Early retirement policies
Since 1970, Poland followed an early deactivation policy. Many early retirement opportunities were granted to people working in positions included in the broad list of occupations in special conditions or of a special character. Additionally, early retirement was granted to people working in the railway sector, miners, and teachers. Generous early retirement with no age limit was also available for people working in the police force, army, and other so-called ‘armed forces’. Early retirement was also payable to farmers who passed their land to the younger generations. During the economic transition, early retirement was also extended to people who lost their jobs due to their employer going bankrupt or having undergone significant restructuring. Last but not least, early retirement was also available based on seniority – women could retire at the age of 55 if they had worked for 30 years or longer.
As a result of these multiple policies, the effective retirement age in Poland was very low. Attempts to reduce access to early retirement with the replacement of early retirement pensions for laid-off workers with pre-retirement benefits introduced in late 1990s were not successful. Between 1998 and 2005, the average age of retirement from the largest pension system covering employees and self-employed was 59 years for men and 56 years for women. At the same time, the number of people receiving pensions or pre-retirement benefits before legal retirement age (60/65) rose from 1.1 million in 1998 to 1.6 million in 2005.
The reduction of access to early retirement was envisaged as a part of the pension reform introduced in 1999. According to the initial plan, early retirement was expected to be reviewed and limited to jobs performed in conditions that, according to medical knowledge, may justify early withdrawal (due to health risks or to the requirement to be in the best possible condition to perform the job). The change was planned for 2007. However, due to the prolonged work on the revision of these policies and political decisions of the government, the initial schedule was postponed and the new early retirement rules came into force from 2009. The new legislation limited access to early retirement as well as removed the possibility to retire early due to seniority conditions. Furthermore, from 2004 access to pre-retirement benefits was also reduced, following the revision of the legislation and policies initiated by Deputy Prime Minister Prof. Jerzy Hausner. Due to the ruling of the Constitutional Tribunal, additional temporary access to early retirement at age 60 was granted in 2009 to men born before 1948.

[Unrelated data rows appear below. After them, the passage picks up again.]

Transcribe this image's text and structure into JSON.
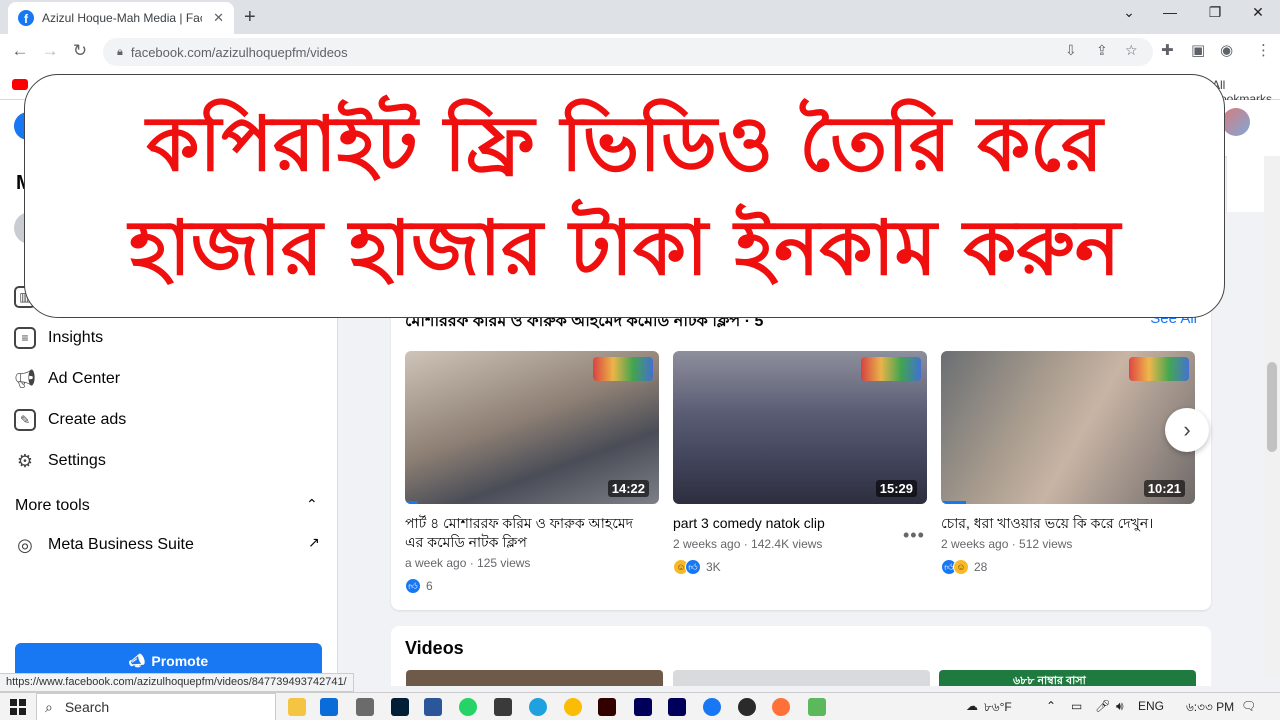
{
  "browser": {
    "tab_title": "Azizul Hoque-Mah Media | Faceb",
    "url": "facebook.com/azizulhoquepfm/videos",
    "bookmarks_label": "All Bookmarks",
    "status_url": "https://www.facebook.com/azizulhoquepfm/videos/847739493742741/"
  },
  "banner": {
    "line1": "কপিরাইট ফ্রি ভিডিও তৈরি করে",
    "line2": "হাজার হাজার টাকা ইনকাম করুন"
  },
  "sidebar": {
    "heading_initial": "M",
    "items": [
      {
        "label": "Insights",
        "icon": "insights-icon"
      },
      {
        "label": "Ad Center",
        "icon": "megaphone-icon"
      },
      {
        "label": "Create ads",
        "icon": "pencil-icon"
      },
      {
        "label": "Settings",
        "icon": "gear-icon"
      }
    ],
    "more_tools": "More tools",
    "meta_business_suite": "Meta Business Suite",
    "promote": "Promote"
  },
  "playlist": {
    "heading": "মোশাররফ করিম ও ফারুক আহমেদ কমেডি নাটক ক্লিপ · 5",
    "see_all": "See All",
    "videos": [
      {
        "duration": "14:22",
        "title": "পার্ট ৪ মোশাররফ করিম ও ফারুক আহমেদ এর কমেডি নাটক ক্লিপ",
        "meta": "a week ago · 125 views",
        "reactions": "6",
        "progress": 0.05
      },
      {
        "duration": "15:29",
        "title": "part 3 comedy natok clip",
        "meta": "2 weeks ago · 142.4K views",
        "reactions": "3K",
        "progress": 0.0
      },
      {
        "duration": "10:21",
        "title": "চোর, ধরা খাওয়ার ভয়ে কি করে দেখুন।",
        "meta": "2 weeks ago · 512 views",
        "reactions": "28",
        "progress": 0.1
      }
    ]
  },
  "videos_section": {
    "heading": "Videos",
    "third_thumb_caption": "৬৮৮ নাম্বার বাসা"
  },
  "taskbar": {
    "search_label": "Search",
    "temperature": "৮৬°F",
    "language": "ENG",
    "time": "৬:৩৩ PM"
  },
  "colors": {
    "facebook_blue": "#1877f2",
    "banner_red": "#ef0f0f"
  }
}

Following the legal changes after 2009, the number of people receiving pension transfers before the legal retirement age was halved from 1.3 million in 2009 to less than 0.7 million in 2014, which was combined with the rise of the employment rate in age group 55-64.
- Chłoń-Domińczak, A. "Retirement Behaviour in Poland and the Potential Impact of Pension System Changes". Centre for European Policy Studies, Brussels (2009).
- Ministry of Labour and Social Policy. "The Programme “Solidarity across generations. Measures aiming at increasing the economic activity of people over 50". Warsaw (2008): 1–3.
- OECD. (2013). "Country Profiles - Poland". In OECD "Pensions at a Glance OECD and G20 Indicators". OECD Publishing, Paris (2013): 313-317.
- OECD. (2015). "Ageing and Employment Policies: Poland". OECD Publishing, Paris (2015). Available at: http://dx.doi.org/10.1787/9789264227279-en.
- Perek-Białas, J., Ruzik, A., & Vidovićová, L. "Active ageing policies in the Czech Republic and Poland". International Social Science Journal 58(190) (2006): 559–570. Available at: http://dx.doi.org/10.1111/j.1468-2451.2008.00655.x
- Rada Ministrów RP. "Program Solidarność pokoleń. Działania dla zwiększenia aktywności zawodowej osób w wieku 50+". Warsaw (2008): 1–87.
- Rada Ministrów RP. "Program Solidarność pokoleń Działania dla zwiększenia aktywności zawodowej osób w wieku 50+". Warsaw (2013).